Filter the entries and keep only the lines where the string "icon" appears.

Items from a data source
● ● ●

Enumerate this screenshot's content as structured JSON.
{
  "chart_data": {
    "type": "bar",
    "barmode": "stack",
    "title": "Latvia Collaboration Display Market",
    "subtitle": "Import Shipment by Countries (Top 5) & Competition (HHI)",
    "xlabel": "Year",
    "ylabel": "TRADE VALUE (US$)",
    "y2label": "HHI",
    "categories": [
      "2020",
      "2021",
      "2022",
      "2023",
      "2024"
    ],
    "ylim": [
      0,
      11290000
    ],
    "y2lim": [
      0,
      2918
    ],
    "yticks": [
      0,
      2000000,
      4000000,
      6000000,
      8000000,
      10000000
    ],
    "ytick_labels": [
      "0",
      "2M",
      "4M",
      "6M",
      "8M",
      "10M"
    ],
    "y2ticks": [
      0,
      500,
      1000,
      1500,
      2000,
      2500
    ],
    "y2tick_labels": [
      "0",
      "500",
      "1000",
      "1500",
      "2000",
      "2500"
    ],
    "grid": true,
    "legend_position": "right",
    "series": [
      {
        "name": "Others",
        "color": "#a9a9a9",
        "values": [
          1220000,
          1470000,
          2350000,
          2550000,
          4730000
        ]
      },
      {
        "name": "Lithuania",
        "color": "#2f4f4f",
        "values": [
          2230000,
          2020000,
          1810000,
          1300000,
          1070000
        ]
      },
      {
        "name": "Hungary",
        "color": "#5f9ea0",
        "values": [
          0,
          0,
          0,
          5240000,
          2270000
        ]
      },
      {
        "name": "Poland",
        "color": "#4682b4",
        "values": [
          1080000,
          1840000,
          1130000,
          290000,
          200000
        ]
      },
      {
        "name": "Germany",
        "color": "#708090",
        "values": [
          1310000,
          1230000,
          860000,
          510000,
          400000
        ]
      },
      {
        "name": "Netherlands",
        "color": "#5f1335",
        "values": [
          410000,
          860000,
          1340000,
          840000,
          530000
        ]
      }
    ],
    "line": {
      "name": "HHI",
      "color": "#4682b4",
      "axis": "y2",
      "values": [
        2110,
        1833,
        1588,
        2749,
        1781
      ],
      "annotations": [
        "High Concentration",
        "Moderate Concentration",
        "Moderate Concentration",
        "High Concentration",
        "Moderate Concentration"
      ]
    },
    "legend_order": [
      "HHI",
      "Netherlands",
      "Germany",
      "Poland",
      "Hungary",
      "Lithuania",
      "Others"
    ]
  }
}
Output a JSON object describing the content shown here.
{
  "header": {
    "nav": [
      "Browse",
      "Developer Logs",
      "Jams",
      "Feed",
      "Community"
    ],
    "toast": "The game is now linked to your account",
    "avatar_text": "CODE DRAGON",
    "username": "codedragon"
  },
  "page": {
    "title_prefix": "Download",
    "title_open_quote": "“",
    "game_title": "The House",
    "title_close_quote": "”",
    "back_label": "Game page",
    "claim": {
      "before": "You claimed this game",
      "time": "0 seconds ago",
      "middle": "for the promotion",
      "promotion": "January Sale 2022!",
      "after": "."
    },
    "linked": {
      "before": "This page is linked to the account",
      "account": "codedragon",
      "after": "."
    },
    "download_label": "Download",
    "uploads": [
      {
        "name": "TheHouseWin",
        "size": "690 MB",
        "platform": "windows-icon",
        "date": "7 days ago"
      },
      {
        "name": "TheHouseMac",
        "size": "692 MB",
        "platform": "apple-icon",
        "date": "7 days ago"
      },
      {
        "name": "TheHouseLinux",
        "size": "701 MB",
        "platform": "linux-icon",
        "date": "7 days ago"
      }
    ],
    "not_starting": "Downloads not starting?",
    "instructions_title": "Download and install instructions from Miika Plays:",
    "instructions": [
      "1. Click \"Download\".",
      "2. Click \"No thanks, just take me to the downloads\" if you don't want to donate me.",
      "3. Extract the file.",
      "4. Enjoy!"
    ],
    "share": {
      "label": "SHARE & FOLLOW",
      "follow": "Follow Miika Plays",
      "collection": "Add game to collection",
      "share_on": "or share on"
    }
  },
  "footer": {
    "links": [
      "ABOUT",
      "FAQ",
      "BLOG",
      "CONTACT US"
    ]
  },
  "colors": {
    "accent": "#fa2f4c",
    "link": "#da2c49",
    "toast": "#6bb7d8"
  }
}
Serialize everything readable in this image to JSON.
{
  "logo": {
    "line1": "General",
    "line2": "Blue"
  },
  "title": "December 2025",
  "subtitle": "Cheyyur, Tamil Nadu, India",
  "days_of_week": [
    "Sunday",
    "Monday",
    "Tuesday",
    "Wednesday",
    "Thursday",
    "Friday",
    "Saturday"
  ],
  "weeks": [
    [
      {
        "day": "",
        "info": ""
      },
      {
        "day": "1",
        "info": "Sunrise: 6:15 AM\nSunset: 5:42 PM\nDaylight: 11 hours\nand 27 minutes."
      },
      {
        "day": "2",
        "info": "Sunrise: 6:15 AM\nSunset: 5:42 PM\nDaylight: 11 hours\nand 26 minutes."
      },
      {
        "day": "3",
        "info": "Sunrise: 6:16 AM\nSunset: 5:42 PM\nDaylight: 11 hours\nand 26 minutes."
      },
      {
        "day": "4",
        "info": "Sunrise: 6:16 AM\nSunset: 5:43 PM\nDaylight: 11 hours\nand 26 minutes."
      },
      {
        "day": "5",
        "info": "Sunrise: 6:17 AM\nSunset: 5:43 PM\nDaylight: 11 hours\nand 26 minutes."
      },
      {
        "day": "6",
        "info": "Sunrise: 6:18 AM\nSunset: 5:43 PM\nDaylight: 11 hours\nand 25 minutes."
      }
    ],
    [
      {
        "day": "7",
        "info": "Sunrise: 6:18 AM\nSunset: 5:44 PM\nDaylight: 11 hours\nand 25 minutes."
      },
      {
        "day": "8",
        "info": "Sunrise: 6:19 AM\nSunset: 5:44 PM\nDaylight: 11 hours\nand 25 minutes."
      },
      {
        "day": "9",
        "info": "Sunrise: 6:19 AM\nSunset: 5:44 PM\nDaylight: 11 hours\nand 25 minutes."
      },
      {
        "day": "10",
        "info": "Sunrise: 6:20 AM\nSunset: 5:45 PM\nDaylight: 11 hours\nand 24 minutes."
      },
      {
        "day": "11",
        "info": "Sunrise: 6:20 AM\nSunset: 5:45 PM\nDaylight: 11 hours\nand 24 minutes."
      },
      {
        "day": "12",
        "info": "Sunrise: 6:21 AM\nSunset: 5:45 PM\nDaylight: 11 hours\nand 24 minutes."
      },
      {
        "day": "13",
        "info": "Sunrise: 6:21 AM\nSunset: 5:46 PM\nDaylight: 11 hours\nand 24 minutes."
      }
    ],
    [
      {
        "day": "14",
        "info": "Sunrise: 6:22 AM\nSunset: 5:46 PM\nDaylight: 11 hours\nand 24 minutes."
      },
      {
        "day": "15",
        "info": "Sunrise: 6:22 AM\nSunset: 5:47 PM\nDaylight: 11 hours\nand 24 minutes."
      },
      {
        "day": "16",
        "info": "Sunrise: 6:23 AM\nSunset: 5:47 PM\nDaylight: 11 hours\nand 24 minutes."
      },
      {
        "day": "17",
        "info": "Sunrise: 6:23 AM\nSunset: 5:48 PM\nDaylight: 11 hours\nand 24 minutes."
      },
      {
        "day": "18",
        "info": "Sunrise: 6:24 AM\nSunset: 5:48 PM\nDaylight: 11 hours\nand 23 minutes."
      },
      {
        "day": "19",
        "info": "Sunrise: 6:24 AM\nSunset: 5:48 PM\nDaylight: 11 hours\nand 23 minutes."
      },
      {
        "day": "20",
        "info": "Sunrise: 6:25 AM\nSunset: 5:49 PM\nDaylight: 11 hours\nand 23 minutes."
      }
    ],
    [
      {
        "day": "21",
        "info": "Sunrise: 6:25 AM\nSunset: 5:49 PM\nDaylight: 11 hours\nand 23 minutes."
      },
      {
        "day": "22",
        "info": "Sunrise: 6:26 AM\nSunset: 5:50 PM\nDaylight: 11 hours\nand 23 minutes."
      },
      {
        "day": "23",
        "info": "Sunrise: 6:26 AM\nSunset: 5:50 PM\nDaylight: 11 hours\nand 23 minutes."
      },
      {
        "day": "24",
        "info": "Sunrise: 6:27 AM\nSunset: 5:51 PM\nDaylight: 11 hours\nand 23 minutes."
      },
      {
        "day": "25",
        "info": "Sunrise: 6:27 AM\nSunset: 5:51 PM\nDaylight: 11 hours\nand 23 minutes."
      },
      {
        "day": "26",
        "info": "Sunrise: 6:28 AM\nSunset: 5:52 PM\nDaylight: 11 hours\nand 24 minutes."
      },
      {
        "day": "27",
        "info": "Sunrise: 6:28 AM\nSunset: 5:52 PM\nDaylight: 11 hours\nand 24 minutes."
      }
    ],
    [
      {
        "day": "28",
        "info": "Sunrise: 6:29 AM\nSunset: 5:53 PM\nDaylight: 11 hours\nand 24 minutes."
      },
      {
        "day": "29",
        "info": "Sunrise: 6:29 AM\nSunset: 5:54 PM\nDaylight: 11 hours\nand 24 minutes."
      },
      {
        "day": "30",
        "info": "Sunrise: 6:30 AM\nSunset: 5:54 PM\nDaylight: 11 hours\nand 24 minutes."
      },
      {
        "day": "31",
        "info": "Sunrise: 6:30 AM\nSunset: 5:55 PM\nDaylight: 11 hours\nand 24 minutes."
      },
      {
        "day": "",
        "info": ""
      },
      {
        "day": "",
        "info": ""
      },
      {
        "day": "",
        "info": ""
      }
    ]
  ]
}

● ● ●

* [SOLUTION]:
        "platform": "windows-icon",
        "platform": "apple-icon",
        "platform": "linux-icon",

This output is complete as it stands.